- For low speeds, switching off your air conditioning and opening your windows or sunroof can save fuel. For high speeds, turning on the air conditioning and closing your windows or sunroof can be a better option as it reduces the drag on your vehicle.
- Remove items such as golf clubs and tools that are not being used to reduce the weight the vehicle is carrying.
- Maintain correct tyre pressure to help reduce drag or rolling resistance.
- When carrying items in utes, trailers and on roof racks, cover your load. This helps increase the aerodynamics of your vehicle, reducing your rolling resistance and, in turn, your fuel consumption and emissions.
- Window tinting reduces the amount of heat entering the vehicle, reducing the need to switch on the air conditioning. The use of window shades while parked is also an effective way to reduce the temperature inside your vehicle.
Keep fuel economy in mind when selecting your fleet vehicles, too. There are a whole host of fuel efficient cars out there which suit your employees’ needs just as well as a gas guzzler, but without the level of carbon emissions. Programs like Drive Lightly offer a vehicle selector tool which helps organisations choose cars based on elements such as fuel consumption, environmental impact and whole-of-life cost.
In the end, an environmentally friendly approach is one of the most effective ways to not only reduce your fleet’s carbon emissions, but actually save time and money as well.

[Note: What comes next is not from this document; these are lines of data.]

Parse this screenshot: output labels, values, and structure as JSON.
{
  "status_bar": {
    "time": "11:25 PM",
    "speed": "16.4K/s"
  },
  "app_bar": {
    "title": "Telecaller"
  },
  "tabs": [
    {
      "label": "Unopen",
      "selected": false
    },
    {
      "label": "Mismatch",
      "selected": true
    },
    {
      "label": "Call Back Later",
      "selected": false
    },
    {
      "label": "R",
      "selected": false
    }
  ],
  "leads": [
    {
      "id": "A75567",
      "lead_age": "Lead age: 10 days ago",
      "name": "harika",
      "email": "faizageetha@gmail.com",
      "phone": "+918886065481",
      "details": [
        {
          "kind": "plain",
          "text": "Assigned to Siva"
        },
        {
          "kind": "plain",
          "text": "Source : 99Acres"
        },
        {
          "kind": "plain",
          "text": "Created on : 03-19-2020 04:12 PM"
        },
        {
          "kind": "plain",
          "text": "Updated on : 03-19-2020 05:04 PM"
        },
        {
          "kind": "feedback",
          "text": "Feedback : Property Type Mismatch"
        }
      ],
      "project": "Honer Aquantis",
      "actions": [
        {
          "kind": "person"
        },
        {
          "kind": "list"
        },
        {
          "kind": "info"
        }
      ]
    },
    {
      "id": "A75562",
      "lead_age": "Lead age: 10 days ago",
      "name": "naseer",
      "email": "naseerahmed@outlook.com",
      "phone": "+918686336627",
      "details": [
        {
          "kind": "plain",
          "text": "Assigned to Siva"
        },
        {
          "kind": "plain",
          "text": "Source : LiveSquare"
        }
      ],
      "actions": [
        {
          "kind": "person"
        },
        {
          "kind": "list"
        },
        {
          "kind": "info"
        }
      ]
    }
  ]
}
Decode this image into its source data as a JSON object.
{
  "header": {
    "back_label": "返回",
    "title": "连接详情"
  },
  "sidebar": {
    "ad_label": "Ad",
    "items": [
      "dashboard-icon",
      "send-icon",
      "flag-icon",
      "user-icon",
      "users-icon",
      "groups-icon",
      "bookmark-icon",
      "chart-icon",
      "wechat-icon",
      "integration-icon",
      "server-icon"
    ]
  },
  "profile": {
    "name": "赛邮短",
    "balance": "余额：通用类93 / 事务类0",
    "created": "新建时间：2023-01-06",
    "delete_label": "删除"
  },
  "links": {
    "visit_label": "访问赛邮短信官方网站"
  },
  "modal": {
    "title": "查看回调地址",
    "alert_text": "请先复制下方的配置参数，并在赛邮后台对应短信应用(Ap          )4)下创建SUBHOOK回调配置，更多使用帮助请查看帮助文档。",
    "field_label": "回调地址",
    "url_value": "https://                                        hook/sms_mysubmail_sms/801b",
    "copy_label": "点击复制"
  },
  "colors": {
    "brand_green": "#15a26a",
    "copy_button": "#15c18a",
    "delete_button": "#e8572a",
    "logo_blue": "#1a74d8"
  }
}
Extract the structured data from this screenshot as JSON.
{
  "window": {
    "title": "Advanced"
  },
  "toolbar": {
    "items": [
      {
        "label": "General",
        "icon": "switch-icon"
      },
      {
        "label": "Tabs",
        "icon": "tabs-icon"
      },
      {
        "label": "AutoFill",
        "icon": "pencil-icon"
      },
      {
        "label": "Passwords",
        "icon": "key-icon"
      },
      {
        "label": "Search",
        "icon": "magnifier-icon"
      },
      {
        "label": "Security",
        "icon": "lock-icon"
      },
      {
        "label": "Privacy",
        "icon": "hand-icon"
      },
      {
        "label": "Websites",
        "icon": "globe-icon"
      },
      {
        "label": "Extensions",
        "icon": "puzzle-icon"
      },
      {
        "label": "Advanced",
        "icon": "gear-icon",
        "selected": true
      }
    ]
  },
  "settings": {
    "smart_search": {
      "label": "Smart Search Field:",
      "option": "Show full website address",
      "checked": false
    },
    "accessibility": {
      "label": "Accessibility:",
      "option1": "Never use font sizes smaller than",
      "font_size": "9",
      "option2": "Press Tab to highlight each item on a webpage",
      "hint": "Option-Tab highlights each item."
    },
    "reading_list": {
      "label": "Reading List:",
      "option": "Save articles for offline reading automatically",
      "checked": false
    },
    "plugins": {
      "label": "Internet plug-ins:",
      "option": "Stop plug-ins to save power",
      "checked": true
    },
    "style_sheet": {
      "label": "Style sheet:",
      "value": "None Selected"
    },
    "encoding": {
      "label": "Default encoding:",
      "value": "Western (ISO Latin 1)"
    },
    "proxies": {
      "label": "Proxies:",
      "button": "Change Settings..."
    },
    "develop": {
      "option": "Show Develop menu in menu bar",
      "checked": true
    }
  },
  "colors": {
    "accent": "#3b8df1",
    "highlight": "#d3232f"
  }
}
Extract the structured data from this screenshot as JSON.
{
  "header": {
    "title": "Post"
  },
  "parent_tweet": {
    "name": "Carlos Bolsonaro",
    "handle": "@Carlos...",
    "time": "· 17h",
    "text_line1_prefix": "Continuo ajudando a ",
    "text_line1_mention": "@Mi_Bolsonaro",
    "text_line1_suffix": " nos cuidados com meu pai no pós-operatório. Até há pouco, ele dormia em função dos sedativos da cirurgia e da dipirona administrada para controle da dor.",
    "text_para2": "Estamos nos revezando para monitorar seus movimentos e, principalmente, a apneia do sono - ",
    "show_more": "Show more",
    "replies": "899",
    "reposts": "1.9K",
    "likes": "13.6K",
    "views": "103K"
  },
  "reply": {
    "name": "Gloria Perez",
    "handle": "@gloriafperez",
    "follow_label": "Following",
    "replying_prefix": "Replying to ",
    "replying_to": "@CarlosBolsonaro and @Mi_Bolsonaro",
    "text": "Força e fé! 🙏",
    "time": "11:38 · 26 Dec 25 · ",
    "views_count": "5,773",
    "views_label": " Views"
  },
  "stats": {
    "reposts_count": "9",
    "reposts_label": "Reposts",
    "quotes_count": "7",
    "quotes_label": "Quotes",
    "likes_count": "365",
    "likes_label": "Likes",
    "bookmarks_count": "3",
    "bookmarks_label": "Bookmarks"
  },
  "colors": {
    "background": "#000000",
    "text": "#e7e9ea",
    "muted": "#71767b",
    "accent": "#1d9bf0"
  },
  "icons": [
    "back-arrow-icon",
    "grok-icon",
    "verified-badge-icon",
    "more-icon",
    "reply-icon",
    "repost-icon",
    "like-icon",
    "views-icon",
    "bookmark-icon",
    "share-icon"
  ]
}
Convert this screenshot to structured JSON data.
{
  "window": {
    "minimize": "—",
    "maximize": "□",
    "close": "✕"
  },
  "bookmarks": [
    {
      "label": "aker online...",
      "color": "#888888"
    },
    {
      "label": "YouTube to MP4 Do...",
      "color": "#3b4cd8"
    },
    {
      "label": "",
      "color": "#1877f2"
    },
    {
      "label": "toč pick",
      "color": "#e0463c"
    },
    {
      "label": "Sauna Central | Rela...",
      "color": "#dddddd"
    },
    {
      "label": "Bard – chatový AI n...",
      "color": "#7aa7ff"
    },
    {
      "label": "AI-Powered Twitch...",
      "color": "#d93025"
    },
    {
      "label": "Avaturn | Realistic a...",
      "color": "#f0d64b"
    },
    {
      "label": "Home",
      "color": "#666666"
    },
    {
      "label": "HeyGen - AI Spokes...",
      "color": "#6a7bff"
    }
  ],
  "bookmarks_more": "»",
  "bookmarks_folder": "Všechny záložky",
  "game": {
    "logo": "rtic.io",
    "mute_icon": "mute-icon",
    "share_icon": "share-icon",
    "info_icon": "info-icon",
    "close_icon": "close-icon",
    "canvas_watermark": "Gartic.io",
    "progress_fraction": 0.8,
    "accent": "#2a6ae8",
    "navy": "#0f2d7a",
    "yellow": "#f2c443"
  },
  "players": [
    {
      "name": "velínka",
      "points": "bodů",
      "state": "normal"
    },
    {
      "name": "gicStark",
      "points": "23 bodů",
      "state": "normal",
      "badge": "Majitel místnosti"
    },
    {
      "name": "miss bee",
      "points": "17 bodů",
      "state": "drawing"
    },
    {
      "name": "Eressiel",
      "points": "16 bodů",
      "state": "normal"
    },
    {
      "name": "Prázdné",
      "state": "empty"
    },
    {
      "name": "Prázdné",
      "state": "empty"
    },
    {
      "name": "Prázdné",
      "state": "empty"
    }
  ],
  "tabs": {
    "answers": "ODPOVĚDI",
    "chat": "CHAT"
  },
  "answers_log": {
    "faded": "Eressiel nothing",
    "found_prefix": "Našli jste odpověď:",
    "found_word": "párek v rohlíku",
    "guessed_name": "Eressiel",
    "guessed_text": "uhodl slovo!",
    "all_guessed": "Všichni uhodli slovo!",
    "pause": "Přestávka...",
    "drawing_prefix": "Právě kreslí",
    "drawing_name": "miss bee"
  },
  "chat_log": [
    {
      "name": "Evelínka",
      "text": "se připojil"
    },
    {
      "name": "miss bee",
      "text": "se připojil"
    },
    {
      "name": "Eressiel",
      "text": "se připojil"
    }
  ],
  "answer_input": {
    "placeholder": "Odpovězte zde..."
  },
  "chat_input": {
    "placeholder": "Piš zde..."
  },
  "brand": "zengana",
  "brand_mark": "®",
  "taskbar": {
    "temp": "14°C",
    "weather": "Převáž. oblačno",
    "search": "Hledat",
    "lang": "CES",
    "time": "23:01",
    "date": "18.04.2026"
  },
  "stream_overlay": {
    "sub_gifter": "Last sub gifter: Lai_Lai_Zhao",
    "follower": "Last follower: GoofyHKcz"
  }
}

-Neil McKay is General Manager, Custom Fleet and Equipment Finance, GE Commercial Finance (www.customfleet.com.au)